As lockdown restrictions begin to be lifted, and we slowly aim to return to ‘normality’, questions are beginning to be asked about just what that normality should be. For never in recent history has a crisis so blatantly highlighted the inequalities in our society. And it’s not just those on the left that think so. Veteran right-wing journalist Max Hastings, recently wrote a piece in which he said the coronavirus pandemic unleashed a demand for ‘social, political and economic reform unprecedented in our memories’. Even the former governor of the Bank of England, Mark Carney, recently admitted that when this is over, it would be ‘reasonable’ for people to ‘demand improvements’ in the quality of social provision and healthcare.
The reality is that Covid-19 has turned capitalists into socialists overnight, whether they like it or not. We’ve kept hearing about governments making the choice between people and the economy. But people are the economy. Fundamentally, we need a change in priorities. The danger is that we return to a status quo from which another crisis will be born: this pandemic is not over yet, the threat of another one in future is real, and we need to have the social measures in place to enable us to deal with the fallout. Britain only has to compare itself statistically with other nations to realize that, along with the US, it has suffered particularly badly so far from this disease, and we have to ask why. An under-funded healthcare system, together with a 20% poverty rate surely plays a role.
In the midst of this ‘war’, with unemployment set to skyrocket, and families struggling to pay the rent and feed their children, Jeremy Corbyn’s agenda at the last election looks appealing. The renationalisation of key industries, a ‘living’ wage, a massive social housing programme, and immediate pay rise for public sector workers; somehow it doesn’t seem so ‘radical’ after all. The latest figures show that people living in poorer areas in Britain are twice as likely to succumb to coronavirus. What is the government doing about it? Not much. One of the Tory pledges in their 2019 election manifesto was to add five years on to life expectancy by 2035. But that’s a tall order and would mean a significant change in policies – not just in the short term for dealing with the Covid-19 pandemic – but in the long term.
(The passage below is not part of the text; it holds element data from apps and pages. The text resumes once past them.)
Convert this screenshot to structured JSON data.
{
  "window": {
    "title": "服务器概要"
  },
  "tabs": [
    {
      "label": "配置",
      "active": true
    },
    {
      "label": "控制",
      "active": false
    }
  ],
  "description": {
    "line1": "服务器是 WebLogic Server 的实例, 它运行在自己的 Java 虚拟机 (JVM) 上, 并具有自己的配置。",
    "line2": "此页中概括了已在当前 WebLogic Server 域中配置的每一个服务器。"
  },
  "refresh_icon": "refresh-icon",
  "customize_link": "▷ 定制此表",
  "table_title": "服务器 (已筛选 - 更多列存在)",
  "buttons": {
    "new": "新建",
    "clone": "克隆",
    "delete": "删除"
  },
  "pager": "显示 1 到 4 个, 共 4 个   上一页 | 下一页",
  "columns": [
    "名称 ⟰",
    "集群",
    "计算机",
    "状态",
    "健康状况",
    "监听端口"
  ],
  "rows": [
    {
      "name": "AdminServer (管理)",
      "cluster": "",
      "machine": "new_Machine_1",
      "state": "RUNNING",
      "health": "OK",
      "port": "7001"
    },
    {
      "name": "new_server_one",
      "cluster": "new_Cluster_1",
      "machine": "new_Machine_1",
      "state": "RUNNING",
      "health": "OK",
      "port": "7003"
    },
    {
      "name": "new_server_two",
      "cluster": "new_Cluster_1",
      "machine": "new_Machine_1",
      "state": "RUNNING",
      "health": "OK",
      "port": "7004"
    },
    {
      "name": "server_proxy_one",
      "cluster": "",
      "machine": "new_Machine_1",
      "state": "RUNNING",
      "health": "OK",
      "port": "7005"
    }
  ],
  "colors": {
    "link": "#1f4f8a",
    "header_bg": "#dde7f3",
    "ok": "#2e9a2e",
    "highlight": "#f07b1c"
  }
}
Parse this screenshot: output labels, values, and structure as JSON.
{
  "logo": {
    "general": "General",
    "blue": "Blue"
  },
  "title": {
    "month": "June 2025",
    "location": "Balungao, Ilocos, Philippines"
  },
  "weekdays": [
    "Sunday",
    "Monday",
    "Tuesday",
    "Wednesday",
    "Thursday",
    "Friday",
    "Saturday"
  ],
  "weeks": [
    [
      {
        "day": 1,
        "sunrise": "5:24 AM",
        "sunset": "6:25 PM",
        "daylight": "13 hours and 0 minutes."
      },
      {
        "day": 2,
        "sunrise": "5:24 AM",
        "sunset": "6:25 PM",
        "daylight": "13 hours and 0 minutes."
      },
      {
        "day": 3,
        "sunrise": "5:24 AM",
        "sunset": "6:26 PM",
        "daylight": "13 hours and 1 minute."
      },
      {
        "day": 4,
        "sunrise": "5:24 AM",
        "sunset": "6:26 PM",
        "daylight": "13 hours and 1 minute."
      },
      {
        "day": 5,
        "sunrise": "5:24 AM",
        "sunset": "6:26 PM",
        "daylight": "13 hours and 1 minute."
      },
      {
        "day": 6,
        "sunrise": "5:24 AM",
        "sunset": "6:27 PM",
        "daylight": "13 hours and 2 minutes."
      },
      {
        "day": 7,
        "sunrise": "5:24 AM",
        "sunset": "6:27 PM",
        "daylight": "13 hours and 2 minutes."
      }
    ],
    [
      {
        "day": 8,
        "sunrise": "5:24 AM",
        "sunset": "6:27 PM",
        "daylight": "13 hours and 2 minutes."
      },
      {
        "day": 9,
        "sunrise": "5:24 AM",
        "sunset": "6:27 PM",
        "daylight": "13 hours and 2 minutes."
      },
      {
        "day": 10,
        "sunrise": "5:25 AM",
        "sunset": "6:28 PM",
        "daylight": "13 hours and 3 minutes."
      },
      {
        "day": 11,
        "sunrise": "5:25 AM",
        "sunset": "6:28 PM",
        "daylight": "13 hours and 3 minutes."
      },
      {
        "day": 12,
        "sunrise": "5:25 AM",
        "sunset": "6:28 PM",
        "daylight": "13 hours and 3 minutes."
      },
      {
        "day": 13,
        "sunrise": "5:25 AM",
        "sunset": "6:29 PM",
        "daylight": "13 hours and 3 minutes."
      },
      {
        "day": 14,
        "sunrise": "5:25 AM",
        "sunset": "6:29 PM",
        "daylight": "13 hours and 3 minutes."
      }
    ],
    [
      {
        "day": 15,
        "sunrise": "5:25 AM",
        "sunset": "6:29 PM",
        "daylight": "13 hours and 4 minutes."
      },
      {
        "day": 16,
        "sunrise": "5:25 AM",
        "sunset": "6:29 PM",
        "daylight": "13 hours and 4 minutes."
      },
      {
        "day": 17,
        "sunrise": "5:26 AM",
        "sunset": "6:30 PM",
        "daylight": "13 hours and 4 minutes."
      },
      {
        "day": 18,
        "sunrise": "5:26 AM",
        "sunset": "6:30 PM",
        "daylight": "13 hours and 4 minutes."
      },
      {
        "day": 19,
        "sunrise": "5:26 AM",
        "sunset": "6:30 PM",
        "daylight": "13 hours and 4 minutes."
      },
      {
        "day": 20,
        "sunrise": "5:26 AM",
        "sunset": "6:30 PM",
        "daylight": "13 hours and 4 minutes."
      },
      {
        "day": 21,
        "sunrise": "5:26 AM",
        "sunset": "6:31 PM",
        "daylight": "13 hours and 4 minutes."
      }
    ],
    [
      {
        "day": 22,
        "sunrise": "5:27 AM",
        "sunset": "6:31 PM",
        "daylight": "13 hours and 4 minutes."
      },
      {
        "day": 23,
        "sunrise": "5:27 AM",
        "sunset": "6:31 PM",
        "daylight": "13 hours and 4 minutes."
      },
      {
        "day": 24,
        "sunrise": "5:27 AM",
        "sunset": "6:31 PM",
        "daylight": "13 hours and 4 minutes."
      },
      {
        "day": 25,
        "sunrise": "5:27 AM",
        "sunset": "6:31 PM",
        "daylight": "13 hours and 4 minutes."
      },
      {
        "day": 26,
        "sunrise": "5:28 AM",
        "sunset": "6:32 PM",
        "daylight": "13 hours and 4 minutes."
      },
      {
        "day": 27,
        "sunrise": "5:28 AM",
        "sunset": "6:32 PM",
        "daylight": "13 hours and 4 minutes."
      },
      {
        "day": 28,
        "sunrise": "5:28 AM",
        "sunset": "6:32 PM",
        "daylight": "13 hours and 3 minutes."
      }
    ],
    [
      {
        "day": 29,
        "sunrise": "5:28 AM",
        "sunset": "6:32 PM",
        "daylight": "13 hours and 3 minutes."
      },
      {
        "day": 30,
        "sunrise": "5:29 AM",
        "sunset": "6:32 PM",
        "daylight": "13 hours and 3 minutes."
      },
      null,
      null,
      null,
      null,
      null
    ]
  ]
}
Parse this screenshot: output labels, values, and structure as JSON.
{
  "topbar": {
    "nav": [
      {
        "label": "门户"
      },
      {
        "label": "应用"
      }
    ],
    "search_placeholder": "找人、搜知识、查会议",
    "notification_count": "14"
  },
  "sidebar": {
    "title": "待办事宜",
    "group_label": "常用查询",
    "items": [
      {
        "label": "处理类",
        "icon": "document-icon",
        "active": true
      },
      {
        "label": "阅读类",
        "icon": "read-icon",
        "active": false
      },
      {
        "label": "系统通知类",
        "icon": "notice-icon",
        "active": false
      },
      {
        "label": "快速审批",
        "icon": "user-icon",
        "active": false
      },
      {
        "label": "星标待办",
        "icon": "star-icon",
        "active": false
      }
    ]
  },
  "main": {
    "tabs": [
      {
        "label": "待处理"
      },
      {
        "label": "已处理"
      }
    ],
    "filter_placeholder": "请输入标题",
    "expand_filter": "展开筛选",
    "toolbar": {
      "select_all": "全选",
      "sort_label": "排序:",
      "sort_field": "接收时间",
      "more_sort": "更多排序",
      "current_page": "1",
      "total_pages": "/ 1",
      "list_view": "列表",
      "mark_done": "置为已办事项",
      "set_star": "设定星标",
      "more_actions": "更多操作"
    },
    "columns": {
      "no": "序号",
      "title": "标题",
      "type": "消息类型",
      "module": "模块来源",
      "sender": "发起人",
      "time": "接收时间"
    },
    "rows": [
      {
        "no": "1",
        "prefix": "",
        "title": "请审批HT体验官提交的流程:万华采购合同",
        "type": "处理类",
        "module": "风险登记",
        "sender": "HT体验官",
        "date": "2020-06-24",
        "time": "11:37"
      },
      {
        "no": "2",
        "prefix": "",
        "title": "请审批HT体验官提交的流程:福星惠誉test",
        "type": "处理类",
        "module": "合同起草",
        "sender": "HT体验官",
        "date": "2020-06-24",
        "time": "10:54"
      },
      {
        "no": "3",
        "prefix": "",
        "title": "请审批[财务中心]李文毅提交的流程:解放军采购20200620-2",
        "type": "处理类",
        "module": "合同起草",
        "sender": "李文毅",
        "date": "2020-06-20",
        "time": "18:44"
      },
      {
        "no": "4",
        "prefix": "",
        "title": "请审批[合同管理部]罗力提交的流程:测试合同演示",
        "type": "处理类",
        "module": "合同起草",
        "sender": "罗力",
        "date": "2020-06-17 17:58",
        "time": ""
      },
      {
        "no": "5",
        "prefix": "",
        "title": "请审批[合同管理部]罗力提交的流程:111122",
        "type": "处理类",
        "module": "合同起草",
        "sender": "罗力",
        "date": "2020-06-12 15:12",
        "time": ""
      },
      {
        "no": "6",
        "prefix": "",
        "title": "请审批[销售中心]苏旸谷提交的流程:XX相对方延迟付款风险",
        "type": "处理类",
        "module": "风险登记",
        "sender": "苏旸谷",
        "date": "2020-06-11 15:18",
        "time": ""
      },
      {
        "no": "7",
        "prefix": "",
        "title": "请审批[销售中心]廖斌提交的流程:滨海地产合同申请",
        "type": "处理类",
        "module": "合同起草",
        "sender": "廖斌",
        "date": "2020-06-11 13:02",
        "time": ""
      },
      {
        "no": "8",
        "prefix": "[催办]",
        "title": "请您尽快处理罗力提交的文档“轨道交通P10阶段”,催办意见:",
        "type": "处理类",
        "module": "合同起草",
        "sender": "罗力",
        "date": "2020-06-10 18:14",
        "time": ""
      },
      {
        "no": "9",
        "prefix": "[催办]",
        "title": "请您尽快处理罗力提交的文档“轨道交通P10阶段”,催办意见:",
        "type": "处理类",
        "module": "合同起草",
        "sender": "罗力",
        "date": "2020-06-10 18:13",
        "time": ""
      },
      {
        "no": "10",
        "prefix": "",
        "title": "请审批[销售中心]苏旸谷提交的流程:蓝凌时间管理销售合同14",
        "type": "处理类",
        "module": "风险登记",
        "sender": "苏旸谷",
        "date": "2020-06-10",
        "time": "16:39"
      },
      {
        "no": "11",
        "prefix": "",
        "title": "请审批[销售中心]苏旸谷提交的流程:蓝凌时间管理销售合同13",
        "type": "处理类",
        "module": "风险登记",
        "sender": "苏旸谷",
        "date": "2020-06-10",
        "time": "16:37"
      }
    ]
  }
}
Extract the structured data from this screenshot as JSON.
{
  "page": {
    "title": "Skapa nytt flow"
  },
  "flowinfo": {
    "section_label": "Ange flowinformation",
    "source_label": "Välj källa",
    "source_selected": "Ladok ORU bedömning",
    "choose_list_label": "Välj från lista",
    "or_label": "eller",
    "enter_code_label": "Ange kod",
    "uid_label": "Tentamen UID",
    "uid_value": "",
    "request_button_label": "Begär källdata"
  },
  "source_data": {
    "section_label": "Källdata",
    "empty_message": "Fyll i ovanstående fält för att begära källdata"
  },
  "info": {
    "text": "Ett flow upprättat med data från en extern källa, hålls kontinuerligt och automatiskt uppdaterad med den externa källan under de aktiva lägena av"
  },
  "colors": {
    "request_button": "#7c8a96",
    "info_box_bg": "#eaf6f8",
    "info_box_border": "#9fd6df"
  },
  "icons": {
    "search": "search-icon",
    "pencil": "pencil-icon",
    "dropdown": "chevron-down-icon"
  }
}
We may be the world’s fifth largest economy but Britain is currently ranked 29th in the global life expectancy index, behind a host of European countries.
The question is, what kind of post-Covid-19 future do we want? Already comparisons are being made with the aftermath of the Depression and the Second World War. After the Depression, President Roosevelt stated that ‘heedless self-interest is…bad economics’ and that ‘freedom from want’ must be a key factor in policy-making. As for the UK, war-time leader Winston Churchill’s Conservative party was rejected in the 1945 election in favour of Labour, whose manifesto brandished the slogan ‘The Labour party is a Socialist party and proud of it’. The policies on which the party won were radical: nationalisation of the Bank of England, the coal and energy industries, public transport, and iron and steel. During the war, inequality was laid bare much in the same way as it has been during this current pandemic, and we saw the 1942 Beveridge report published, which laid the foundation for the welfare state – the cornerstone of British society as we know it today.
‘Goodbye globalisation’ read the front cover of this week’s Economist. It argues that globalisation was already on the rocks after the 2008 financial crash and Trump’s war with China; Covid-19 has been the final nail in the coffin. It predicts that global trade faces a troubling time ahead as governments, forced to underwrite national firms, will continue to favour them moving forward. But this can only be welcomed. Firstly, global trade generally means rich countries exploiting cheap workers abroad. Aside from welfare, a return to ‘normality’ would be disastrous for the planet. Satellite images have shown the remarkable changes which have taken place in our atmosphere across the globe as lockdowns were imposed on an international scale. Carbon dioxide emissions are set to have fallen this year by 8%, but this would have to occur every year for a decade in order to limit global warming to less than 1.5C above pre-industrial temperatures.
Obviously, repeated and prolonged lockdown is not a solution, but some serious attempt must be made to address climate change before it’s too late. The coronavirus pandemic illustrates just how mother nature can floor us before we know it. She can’t be underestimated. Indeed there has been something wonderful about the way nature has been able to reclaim its territory in this short time, with social media packed with viral videos of wild animals roaming the empty streets of our metropolises without a care in the world. It could be imagination, but somehow even the trees and bushes seem more green and luscious at this time.
So while governments take their first steps back towards ‘normality’, it’s vital that, as a race, we don’t. This is a pivotal moment in our history, when the world is on pause, that we can think about what kind of future we want for our grandchildren, instead of being completely at the mercy of business, blindly bashing on, maximizing profit at whatever the cost. As William Beveridge proclaimed back in 1942 “A revolutionary moment in the world’s history is a time for revolutions, not for patching.’
The statements, views and opinions expressed in this column are solely those of the author and do not necessarily represent those of The Duran.